This is a revised edition of a book first published more than twenty years ago. It is designed to teach analytical mechanics to second and third year undergraduates in the UK, and probably to third or fourth year undergraduates in the US. The preface to the first edition begins, “It may seem odd that Newtonian mechanics should still hold a central place in the university mathematics curriculum”, and then goes on to state the (very good) reasons why that should be so. In the US, mathematics students may see parts of this material as components of courses in dynamical systems or differential equations. But the subject is now firmly established only in physics curricula across the US.

This book offers a very attractive traditional introduction to the subject. All the topics will be familiar to anyone who has taken or taught such a course. The author has two primary goals. The first is to help the student follow the chain of argument that leads from Newton’s formulation of mechanics to Lagrange’s equations, Hamilton’s principle, Hamiltonian equations and canonical transformations. The second is to give practice in problem solving. Many of the examples and exercises are drawn from recent Oxford University exams. Consequently, there are not many routine problems. Prerequisites include some basic linear algebra, the chain rule for partial derivatives and a bit of vector calculus.

The revised edition incorporates one addition and a small reorganization. The new material is a chapter on the geometry of classical mechanics that serves as an introduction to differential geometric methods. The reorganization combines material on systems with one degree of freedom into a separate early chapter. This allows the author to introduce the key ideas of the Lagrangian theory in a familiar setting without having to deal with the complications of multiple indices or the summation convention.

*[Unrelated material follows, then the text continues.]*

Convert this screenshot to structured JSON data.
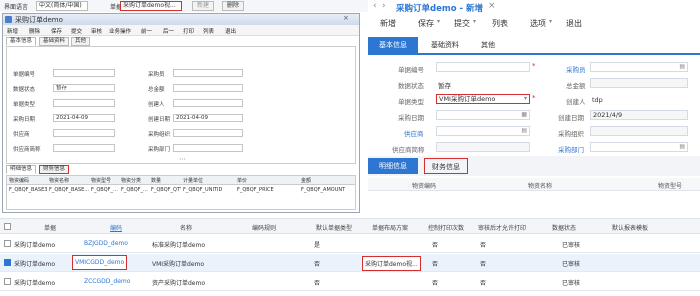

Here, as throughout the book, the author is well tuned to the difficulties even strong students encounter.

The author offers a final short section that discusses the relevance of classical mechanics in modern physics, especially to relativity and quantum mechanics.

This is a fine textbook. It would be a pleasure to teach or to learn from it.

Bill Satzer (wjsatzer@mmm.com) is a senior intellectual property scientist at 3M Company, having previously been a lab manager at 3M for composites and electromagnetic materials. His training is in dynamical systems and particularly celestial mechanics; his current interests are broadly in applied mathematics and the teaching of mathematics.